Like many of Nolan's other films, the overall palette tends to feel somewhat limited due to the stylized cinematography, washing the screen in a warmer yellow-amber tone that's made all the more noticeable here, especially during many low-lit interior shots. Nevertheless, the film benefits greatly from a wider color gamut, energizing some of the lovely pinks and magentas lining the clouds in a couple shots or providing flesh tones with a more realistic reddish hue. That last part isn't always consistent, as faces can suddenly seem paler from shot to shot, but complexions appear more lifelike and natural overall. Interestingly, blues are observably brighter and illuminating, making the electrical currents flying in the air really sparkle with brilliance, and reds are of a slightly deeper shade, but greens show little improvement though remain accurately rendered. But in the end, awash in a welcomed thin layer of grain, Nolan's mystery thriller gains a new lease on life in this 4K presentation.
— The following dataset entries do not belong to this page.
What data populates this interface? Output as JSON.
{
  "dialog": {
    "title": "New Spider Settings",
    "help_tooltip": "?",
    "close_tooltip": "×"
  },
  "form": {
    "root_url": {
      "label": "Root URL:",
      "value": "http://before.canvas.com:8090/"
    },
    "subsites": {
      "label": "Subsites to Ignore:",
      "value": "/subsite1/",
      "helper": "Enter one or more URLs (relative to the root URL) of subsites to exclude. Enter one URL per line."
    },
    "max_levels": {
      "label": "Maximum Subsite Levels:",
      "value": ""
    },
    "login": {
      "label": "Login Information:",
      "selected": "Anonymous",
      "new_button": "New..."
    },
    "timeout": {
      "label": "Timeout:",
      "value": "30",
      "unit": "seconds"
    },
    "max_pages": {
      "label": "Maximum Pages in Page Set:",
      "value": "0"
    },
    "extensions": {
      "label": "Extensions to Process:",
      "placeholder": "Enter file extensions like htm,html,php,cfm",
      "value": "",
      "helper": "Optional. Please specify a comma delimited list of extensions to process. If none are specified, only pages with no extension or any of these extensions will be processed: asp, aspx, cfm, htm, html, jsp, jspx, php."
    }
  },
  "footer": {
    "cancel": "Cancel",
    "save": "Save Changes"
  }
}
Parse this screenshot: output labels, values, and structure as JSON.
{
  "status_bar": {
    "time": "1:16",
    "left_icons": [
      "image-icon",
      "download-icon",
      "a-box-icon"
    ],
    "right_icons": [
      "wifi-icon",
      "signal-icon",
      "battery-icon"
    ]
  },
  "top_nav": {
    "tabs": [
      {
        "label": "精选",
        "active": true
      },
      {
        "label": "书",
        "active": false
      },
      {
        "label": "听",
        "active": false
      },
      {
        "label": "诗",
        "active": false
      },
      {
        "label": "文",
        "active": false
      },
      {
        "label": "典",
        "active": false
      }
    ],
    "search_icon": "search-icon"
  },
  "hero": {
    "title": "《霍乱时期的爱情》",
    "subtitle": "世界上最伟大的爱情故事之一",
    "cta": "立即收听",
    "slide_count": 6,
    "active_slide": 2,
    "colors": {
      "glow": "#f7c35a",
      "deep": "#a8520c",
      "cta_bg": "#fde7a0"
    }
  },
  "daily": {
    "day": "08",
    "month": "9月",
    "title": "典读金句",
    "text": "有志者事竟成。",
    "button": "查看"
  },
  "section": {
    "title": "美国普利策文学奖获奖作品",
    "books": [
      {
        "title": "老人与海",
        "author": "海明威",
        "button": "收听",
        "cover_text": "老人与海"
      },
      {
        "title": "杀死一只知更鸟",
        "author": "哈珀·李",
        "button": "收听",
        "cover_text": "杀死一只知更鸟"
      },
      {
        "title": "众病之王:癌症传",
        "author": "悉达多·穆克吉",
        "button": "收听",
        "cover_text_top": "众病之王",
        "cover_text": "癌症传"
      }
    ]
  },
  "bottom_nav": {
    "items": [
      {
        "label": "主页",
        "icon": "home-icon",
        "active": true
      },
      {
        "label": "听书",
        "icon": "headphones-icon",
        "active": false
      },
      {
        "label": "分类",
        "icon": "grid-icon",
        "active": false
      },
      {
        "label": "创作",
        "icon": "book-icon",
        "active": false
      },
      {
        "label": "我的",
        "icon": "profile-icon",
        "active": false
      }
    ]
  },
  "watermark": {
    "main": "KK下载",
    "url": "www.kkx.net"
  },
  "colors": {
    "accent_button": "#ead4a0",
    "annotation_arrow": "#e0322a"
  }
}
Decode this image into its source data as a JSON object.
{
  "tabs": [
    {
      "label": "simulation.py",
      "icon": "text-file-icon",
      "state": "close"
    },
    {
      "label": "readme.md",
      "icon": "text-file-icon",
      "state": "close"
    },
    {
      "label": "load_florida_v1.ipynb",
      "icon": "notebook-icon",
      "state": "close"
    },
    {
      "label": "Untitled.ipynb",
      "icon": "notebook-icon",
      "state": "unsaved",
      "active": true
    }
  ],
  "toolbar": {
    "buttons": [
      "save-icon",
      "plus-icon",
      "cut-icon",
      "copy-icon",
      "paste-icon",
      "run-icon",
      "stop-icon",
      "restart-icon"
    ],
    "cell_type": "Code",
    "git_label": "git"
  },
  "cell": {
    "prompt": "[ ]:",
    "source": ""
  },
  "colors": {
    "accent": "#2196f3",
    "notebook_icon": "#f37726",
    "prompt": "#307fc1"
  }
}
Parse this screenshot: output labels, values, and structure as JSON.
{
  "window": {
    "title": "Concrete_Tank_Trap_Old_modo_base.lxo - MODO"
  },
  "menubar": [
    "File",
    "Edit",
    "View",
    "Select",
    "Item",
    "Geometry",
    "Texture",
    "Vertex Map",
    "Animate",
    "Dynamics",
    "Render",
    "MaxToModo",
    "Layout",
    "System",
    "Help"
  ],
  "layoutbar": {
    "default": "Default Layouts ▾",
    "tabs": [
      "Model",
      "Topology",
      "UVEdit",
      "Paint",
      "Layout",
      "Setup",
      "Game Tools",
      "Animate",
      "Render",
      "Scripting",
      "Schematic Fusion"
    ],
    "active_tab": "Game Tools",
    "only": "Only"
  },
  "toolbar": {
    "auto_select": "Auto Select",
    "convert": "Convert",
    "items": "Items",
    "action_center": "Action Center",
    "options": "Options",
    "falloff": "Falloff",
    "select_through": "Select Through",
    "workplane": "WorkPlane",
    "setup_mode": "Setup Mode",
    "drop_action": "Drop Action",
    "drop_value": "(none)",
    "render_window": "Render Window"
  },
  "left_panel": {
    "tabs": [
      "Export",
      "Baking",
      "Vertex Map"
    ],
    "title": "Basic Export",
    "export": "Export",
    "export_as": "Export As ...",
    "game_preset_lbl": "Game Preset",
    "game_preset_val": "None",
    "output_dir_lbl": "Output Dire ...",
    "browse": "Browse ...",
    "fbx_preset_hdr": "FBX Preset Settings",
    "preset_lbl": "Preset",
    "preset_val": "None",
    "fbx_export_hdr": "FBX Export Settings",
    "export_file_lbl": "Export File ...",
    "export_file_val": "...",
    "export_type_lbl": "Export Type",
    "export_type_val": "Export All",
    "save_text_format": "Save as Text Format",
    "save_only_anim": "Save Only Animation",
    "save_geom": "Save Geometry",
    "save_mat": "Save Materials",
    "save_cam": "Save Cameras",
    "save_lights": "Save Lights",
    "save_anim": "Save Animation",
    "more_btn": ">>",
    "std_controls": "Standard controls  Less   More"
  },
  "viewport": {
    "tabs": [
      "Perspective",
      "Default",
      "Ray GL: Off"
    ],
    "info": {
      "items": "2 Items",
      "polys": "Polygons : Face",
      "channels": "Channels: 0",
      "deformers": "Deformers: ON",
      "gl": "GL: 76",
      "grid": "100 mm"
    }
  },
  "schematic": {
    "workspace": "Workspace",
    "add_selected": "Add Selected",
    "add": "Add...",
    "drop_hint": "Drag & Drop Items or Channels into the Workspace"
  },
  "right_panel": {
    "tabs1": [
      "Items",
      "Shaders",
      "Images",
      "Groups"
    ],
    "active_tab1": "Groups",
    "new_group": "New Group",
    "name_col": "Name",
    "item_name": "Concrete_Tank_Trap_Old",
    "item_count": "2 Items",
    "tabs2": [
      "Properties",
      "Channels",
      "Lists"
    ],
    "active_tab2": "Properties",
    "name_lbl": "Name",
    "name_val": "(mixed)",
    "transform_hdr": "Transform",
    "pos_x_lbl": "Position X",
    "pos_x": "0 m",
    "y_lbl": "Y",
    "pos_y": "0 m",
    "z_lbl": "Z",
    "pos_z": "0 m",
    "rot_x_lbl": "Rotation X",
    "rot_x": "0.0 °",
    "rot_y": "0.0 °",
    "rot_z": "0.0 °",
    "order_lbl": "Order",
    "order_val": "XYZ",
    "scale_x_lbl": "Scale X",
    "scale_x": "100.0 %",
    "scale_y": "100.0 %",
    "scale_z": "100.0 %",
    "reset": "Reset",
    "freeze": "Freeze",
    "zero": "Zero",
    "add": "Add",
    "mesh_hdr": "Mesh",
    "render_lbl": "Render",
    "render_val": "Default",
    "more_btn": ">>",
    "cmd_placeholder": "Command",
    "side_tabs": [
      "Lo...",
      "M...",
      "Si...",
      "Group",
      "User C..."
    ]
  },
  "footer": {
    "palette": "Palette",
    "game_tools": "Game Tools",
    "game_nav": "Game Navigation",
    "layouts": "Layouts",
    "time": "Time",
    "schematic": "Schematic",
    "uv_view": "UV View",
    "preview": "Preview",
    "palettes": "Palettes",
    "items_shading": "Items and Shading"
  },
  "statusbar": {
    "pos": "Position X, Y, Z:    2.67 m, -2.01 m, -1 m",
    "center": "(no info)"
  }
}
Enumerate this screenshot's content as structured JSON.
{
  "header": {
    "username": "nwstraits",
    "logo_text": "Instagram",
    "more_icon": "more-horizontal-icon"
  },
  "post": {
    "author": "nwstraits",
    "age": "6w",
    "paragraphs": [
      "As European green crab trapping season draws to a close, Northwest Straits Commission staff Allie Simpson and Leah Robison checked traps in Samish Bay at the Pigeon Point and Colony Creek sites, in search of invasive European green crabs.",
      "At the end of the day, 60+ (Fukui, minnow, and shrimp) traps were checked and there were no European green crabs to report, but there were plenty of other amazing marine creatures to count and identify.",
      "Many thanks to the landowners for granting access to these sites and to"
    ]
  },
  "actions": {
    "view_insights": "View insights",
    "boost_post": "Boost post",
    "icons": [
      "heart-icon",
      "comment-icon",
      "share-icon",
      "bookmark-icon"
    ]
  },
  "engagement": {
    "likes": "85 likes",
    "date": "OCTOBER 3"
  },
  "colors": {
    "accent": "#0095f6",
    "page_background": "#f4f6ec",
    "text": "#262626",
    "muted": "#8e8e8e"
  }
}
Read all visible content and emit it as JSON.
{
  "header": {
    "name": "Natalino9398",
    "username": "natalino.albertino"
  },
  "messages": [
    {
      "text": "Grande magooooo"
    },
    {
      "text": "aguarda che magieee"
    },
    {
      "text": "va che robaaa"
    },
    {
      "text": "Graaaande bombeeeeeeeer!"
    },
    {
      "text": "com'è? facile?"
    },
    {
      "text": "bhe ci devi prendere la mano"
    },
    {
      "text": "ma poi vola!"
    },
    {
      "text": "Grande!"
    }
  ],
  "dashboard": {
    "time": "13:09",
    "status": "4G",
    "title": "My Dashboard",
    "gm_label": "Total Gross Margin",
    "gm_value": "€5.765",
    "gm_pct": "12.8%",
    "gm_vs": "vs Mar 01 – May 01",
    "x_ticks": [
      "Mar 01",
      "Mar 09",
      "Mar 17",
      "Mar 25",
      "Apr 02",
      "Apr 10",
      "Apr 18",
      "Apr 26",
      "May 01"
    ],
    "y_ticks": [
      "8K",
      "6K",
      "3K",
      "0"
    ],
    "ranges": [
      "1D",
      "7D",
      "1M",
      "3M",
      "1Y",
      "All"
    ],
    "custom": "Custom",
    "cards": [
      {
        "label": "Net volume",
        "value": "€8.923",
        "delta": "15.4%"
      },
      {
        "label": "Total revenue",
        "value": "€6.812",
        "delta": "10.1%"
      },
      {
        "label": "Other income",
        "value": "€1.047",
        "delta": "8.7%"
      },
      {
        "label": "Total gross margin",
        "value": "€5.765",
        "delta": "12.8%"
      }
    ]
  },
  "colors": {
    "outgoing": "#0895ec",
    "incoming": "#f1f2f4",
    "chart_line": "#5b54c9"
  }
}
A pair of competing magicians pulls the rug from under their audience with a lovely assistant named 5.1 DTS-HD Master Audio (48 kHz/24-bit) at their side. And comparatively speaking, the new track does not reveal any discernable difference from its uncompressed PCM soundtrack (48 kHz/24-bit) enjoyed on the Blu-ray, which is not a bad thing since I personally love the sound design and still find it an exceptional complement to the visuals. With cleanly distinct and precise vocals in the center, the soundstage exhibits outstanding clarity and balance across all three channels with marvelous separation and definition during the loudest, most electrifying moments. Speaking of which, the stage performances fill the room with the cheers and applause of the audience, but things truly come alive every time Tesla's machine is fired up with effects that splendidly lend themselves to the receivers' Dolby Surround or DTS: Neural:X up-mixing functionality, effortlessly spreading many atmospherics into the overheads. Added to that is an awesomely robust and highly responsive low-end that provides a nice rumble and oomph to those electrifying magic tricks.
For a more in-depth take on the audio quality, you can read our review of the standard Blu-ray HERE.
All the same supplements are ported over from previous home video releases, which can be read in more detail in our review of the standard Blu-ray HERE.
On the surface of it, Christopher Nolan's The Prestige is the tale of rivaling stage magicians played by Hugh Jackman and Christian Bale in late 19th Century Victorian London, feeling as though tracing a pivotal era in the history of modern illusionists leading to Harry Houdini. At the same time, the mystery drama is a deceptively clever and wildly innovative love-letter to the magic of cinema where Nolan essentially suggests the effectiveness of a film and good storytelling is akin to the success of a good magic trick.
A pair of competing magicians amaze on Ultra HD with a great-looking and often lovely 4K video presentation even though it's not quite the showstopper as other Nolan UHD releases. The audio has been reimagined as a DTS-HD soundtrack, but it doesn't show any discernable difference to the PCM track on Blu-ray. With the same set of supplements ported over, the overall package is recommended for fans of the film, the director or simply hunger for more 4K HDR goodness.